Chicken Stock

I’m 23 going on 63.

I’m finally free from the steel grip of university, and all I want to do with my free time is tend to my vegetable garden, watch Masterchef or cook. I also get unnecessarily grumpy if I don’t have tea around.

Did I mention to you that my boyfriend bought me a greenhouse for my birthday last week?

Yeah, see, at my place, I have this possum problem. Those irritating mega-rats keep visiting my backyard at night and eating my vegetables. Now, my thumbs are far from green, and I really need all the help I can get, so you could imagine my pain when I woke up in the morning to yellowing stubs where my lettuce strawberries had been. My fucking sugar snap peas where just starting to flower and those heartless shits scoffed them down without a care in the world. Anyway, the greenhouse is now my saviour, as it acts as a barrier to feral marsupials, and I have now revived my garden, with a new array of vegetable seedlings. Yay.

Anyway, this post is actually about chicken stock. I also received a load of cookbooks for my birthday (joy!) and I’ve always wanted to make my own stocks, as I read somewhere that once you know how to boil and egg, you should learn how to make broth.

On that note, last week I forgot about my boiling eggs while I went for a shower and what not and filled the house with a pungent nutty smell after all the water in the pot evaporated and both eggs exploded.

Roast Chicken Stock
Yields approx. 3.5L

1kg chicken carcass or bony parts (necks, backs, wings, breastbones)
4 chicken feet (optional)
1 head garlic, bashed
5 sticks of celery, roughly chopped
2 medium leeks, roughly chopped
2 medium onions, roughly chopped
2 large carrots, roughly chopped
3 bay leaves
A handful of fresh parsley
2 tbsp apple cider vinegar
1 tbsp whole black peppercorns
4L of cold water

Chuck your chicken bits, vinegar, onion, carrots, celery, leek, garlic and peppercorns into a large pot, and cover with 4L of cold water. Allow to stand and steep for about an hour.

Place pot over a medium heat and bring to the boil, making sure to scoop off any muck that forms on the surface (this is the fat and impurities). Reduce the heat and simmer for 6-8 hours, or until the meat has completely fallen off the bone. The longer you cook it, the better it will be, and the stronger the flavour will taste. Approximately 10 minutes before the stock is ready, add the parsley.

Strain everything through a fine sieve into a storage container, cover up and place in the fridge until the fat rises to the surface and congeals. Congeals is a sexy word right? Connnnngeeeeeeals.

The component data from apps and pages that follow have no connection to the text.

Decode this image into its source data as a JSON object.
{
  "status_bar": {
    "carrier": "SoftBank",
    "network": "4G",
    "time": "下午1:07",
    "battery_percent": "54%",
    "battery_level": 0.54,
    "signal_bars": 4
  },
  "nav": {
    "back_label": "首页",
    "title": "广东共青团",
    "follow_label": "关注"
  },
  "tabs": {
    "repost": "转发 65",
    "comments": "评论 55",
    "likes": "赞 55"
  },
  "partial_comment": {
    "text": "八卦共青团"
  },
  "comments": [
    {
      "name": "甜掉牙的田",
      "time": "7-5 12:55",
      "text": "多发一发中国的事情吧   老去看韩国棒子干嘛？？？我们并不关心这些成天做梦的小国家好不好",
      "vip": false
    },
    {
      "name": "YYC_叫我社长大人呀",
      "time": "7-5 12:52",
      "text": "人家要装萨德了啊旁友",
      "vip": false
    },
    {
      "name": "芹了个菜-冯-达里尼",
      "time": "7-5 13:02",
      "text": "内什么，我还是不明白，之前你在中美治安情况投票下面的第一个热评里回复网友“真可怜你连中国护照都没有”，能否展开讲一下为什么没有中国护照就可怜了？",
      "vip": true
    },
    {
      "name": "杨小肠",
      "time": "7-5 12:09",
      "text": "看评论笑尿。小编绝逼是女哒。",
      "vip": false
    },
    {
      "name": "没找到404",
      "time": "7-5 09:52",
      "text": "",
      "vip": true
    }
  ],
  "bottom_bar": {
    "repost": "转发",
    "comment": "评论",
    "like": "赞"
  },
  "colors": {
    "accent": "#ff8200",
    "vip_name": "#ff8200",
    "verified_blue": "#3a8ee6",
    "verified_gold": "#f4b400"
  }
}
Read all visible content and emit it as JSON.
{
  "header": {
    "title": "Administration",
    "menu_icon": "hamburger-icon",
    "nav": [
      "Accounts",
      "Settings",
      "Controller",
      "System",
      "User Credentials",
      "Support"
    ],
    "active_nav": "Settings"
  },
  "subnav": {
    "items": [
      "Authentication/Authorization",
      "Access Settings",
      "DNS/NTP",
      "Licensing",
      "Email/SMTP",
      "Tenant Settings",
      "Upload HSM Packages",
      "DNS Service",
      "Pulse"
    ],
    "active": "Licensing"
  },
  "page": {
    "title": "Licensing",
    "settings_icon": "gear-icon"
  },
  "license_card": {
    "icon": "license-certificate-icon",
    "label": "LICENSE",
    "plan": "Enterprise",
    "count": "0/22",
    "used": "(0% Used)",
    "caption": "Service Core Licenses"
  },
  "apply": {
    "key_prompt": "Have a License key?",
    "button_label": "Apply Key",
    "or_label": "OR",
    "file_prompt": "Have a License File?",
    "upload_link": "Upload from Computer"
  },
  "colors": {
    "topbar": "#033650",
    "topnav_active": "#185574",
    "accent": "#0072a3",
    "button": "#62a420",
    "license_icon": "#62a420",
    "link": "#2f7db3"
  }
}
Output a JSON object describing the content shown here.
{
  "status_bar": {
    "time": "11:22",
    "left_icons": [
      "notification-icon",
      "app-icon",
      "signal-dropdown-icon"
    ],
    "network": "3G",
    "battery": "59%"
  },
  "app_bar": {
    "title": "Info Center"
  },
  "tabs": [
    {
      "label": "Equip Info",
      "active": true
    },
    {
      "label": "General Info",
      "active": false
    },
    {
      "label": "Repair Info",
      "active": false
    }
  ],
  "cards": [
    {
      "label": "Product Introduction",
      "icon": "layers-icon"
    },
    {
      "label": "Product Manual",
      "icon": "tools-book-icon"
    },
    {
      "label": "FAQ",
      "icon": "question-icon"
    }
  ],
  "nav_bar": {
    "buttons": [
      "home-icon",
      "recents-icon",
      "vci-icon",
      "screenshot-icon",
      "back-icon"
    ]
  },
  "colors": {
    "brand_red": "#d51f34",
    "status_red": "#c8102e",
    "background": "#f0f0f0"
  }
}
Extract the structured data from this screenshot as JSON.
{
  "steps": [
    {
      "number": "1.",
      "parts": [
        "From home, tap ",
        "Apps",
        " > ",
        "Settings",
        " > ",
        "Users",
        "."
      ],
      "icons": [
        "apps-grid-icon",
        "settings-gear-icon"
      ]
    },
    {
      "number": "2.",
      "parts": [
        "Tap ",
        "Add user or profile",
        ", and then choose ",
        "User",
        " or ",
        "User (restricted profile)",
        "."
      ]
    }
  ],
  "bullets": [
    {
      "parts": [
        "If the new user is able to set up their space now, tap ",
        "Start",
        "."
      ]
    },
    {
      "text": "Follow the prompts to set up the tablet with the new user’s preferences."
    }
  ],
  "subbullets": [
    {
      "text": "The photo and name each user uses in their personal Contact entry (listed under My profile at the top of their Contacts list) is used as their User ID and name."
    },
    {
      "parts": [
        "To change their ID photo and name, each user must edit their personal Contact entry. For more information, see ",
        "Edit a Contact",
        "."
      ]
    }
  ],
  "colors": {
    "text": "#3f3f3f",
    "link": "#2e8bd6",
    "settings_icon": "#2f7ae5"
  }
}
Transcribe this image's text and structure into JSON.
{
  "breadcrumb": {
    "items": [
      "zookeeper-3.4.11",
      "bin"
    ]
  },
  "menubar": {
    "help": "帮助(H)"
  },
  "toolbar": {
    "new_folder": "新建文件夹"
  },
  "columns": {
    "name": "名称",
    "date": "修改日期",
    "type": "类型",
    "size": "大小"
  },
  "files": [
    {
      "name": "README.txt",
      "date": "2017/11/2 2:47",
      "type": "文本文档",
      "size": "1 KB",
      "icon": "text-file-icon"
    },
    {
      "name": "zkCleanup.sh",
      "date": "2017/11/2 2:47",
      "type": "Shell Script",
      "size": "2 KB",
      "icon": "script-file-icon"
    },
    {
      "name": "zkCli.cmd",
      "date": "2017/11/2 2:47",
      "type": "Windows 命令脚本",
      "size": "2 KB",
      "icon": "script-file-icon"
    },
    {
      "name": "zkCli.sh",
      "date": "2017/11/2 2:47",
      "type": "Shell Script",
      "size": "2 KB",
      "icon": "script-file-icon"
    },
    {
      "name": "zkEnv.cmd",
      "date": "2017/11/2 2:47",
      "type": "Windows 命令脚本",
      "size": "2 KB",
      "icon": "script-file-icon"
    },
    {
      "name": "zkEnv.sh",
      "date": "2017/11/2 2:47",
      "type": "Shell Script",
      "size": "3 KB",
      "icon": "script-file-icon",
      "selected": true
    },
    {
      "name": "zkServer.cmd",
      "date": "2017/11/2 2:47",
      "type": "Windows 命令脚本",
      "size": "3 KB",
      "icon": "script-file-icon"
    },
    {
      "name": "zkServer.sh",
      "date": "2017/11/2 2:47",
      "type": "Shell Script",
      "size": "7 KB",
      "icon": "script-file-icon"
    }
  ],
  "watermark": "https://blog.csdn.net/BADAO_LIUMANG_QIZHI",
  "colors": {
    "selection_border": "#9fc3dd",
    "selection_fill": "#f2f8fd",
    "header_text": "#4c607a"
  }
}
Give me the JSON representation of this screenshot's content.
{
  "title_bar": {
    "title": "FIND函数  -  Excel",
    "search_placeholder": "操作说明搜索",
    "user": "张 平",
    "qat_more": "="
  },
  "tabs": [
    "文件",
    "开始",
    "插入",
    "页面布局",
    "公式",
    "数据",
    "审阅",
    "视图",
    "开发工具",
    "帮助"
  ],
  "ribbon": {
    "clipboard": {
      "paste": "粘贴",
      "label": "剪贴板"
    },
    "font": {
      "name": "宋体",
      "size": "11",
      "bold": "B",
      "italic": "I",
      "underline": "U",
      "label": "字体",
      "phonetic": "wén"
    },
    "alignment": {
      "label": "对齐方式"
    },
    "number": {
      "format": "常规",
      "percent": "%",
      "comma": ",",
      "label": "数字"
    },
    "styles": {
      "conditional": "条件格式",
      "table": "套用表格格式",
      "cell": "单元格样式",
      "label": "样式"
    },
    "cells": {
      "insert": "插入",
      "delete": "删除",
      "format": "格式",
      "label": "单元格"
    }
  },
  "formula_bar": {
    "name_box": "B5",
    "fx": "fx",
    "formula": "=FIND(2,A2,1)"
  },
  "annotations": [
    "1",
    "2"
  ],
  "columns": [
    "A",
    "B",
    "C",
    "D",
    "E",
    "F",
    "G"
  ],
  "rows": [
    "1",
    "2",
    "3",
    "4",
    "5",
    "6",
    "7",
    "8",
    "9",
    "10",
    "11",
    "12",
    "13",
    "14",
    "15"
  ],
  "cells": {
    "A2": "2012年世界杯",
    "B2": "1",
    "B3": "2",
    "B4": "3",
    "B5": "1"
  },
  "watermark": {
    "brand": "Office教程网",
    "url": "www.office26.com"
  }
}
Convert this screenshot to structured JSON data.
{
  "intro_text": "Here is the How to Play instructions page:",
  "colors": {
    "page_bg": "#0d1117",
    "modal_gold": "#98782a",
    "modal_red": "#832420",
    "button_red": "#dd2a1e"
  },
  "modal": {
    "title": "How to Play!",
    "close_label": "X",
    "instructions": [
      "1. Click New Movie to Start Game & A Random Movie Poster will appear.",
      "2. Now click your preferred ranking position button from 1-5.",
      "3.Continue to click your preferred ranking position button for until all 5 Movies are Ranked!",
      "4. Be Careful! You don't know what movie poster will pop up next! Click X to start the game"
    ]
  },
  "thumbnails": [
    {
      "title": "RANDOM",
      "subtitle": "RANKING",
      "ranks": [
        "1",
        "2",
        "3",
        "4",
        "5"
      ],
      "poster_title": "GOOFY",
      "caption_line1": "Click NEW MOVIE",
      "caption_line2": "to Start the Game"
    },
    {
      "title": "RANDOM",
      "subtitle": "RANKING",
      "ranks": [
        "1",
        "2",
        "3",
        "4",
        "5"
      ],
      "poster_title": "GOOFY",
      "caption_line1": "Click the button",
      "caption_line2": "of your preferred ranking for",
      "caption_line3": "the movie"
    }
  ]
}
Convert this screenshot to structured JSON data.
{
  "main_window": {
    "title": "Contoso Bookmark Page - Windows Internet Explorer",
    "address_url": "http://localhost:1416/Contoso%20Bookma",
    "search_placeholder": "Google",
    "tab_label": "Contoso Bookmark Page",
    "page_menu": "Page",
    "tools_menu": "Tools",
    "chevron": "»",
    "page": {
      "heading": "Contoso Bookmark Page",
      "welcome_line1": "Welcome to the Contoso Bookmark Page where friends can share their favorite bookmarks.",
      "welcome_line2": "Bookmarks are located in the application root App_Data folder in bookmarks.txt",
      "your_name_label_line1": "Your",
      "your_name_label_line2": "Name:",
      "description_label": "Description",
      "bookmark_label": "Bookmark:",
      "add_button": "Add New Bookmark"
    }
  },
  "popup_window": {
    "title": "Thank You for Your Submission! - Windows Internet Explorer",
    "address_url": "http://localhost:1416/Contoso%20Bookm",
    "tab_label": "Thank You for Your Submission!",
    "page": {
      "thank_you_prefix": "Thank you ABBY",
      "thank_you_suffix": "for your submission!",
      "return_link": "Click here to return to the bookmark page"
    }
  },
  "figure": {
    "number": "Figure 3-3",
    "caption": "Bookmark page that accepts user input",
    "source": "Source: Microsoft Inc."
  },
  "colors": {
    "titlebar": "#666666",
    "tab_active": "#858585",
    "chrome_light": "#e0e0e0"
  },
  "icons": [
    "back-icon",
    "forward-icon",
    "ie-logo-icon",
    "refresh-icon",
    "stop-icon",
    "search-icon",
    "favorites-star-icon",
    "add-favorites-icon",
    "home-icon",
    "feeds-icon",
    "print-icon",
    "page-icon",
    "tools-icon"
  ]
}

Skim that shit off, and keep your stock in the fridge or freezer. It will last 3-4 days in the fridge, and 2-3 months in the freezer.

This recipe was adapted from Pete Evans, from his book Healthy Everyday.